Data about app and page elements
━━━━
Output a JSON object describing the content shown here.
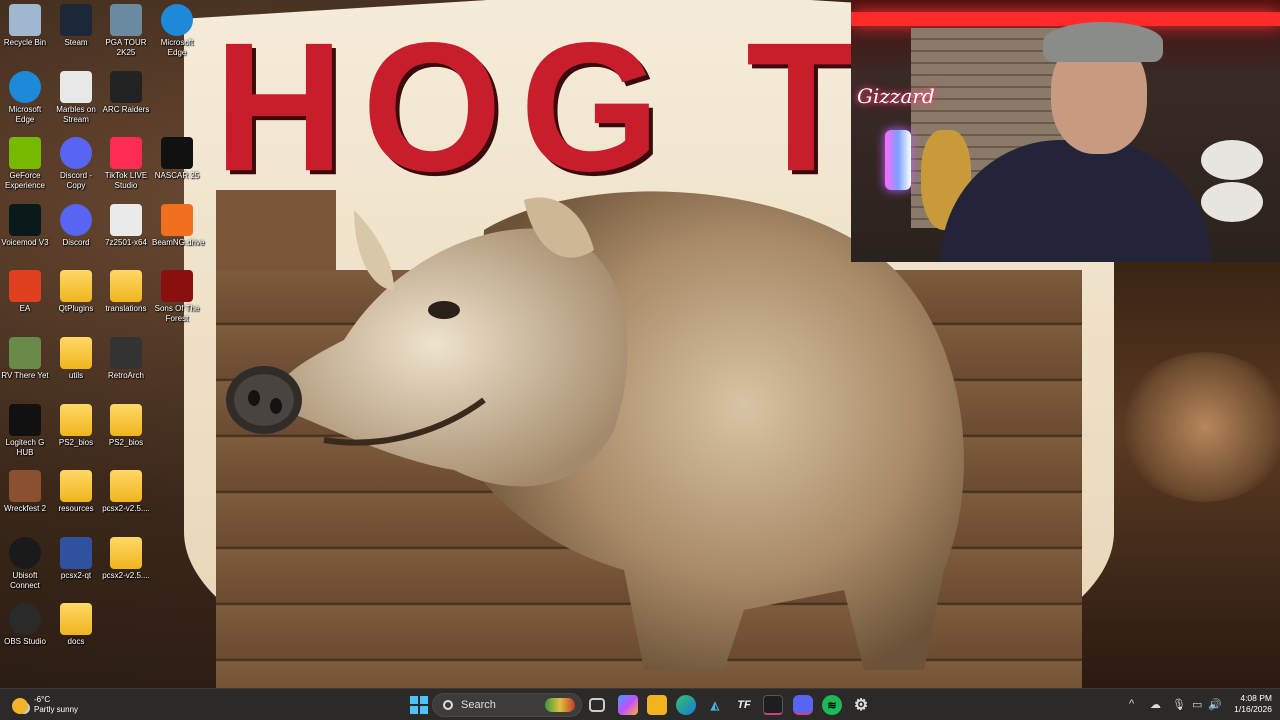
{
  "wallpaper": {
    "title_text": "HOG TAI"
  },
  "desktop_icons": [
    {
      "label": "Recycle Bin",
      "icon": "recycle-bin-icon"
    },
    {
      "label": "Steam",
      "icon": "steam-icon"
    },
    {
      "label": "PGA TOUR 2K25",
      "icon": "pga-tour-icon"
    },
    {
      "label": "Microsoft Edge",
      "icon": "edge-icon"
    },
    {
      "label": "Microsoft Edge",
      "icon": "edge-icon"
    },
    {
      "label": "Marbles on Stream",
      "icon": "marbles-icon"
    },
    {
      "label": "ARC Raiders",
      "icon": "arc-raiders-icon"
    },
    {
      "label": "GeForce Experience",
      "icon": "geforce-icon"
    },
    {
      "label": "Discord - Copy",
      "icon": "discord-icon"
    },
    {
      "label": "TikTok LIVE Studio",
      "icon": "tiktok-icon"
    },
    {
      "label": "NASCAR 25",
      "icon": "nascar-icon"
    },
    {
      "label": "Voicemod V3",
      "icon": "voicemod-icon"
    },
    {
      "label": "Discord",
      "icon": "discord-icon"
    },
    {
      "label": "7z2501-x64",
      "icon": "7zip-icon"
    },
    {
      "label": "BeamNG.drive",
      "icon": "beamng-icon"
    },
    {
      "label": "EA",
      "icon": "ea-icon"
    },
    {
      "label": "QtPlugins",
      "icon": "folder-icon"
    },
    {
      "label": "translations",
      "icon": "folder-icon"
    },
    {
      "label": "Sons Of The Forest",
      "icon": "sons-forest-icon"
    },
    {
      "label": "RV There Yet",
      "icon": "rv-there-yet-icon"
    },
    {
      "label": "utils",
      "icon": "folder-icon"
    },
    {
      "label": "RetroArch",
      "icon": "retroarch-icon"
    },
    {
      "label": "Logitech G HUB",
      "icon": "logitech-icon"
    },
    {
      "label": "PS2_bios",
      "icon": "folder-icon"
    },
    {
      "label": "PS2_bios",
      "icon": "folder-icon"
    },
    {
      "label": "Wreckfest 2",
      "icon": "wreckfest-icon"
    },
    {
      "label": "resources",
      "icon": "folder-icon"
    },
    {
      "label": "pcsx2-v2.5....",
      "icon": "folder-icon"
    },
    {
      "label": "Ubisoft Connect",
      "icon": "ubisoft-icon"
    },
    {
      "label": "pcsx2-qt",
      "icon": "pcsx2-icon"
    },
    {
      "label": "pcsx2-v2.5....",
      "icon": "folder-icon"
    },
    {
      "label": "OBS Studio",
      "icon": "obs-icon"
    },
    {
      "label": "docs",
      "icon": "folder-icon"
    }
  ],
  "webcam": {
    "neon_sign": "Gizzard"
  },
  "taskbar": {
    "weather": {
      "temp": "-6°C",
      "condition": "Partly sunny"
    },
    "search_placeholder": "Search",
    "clock": {
      "time": "4:08 PM",
      "date": "1/16/2026"
    }
  }
}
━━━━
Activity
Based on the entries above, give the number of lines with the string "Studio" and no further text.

Solution to this problem
2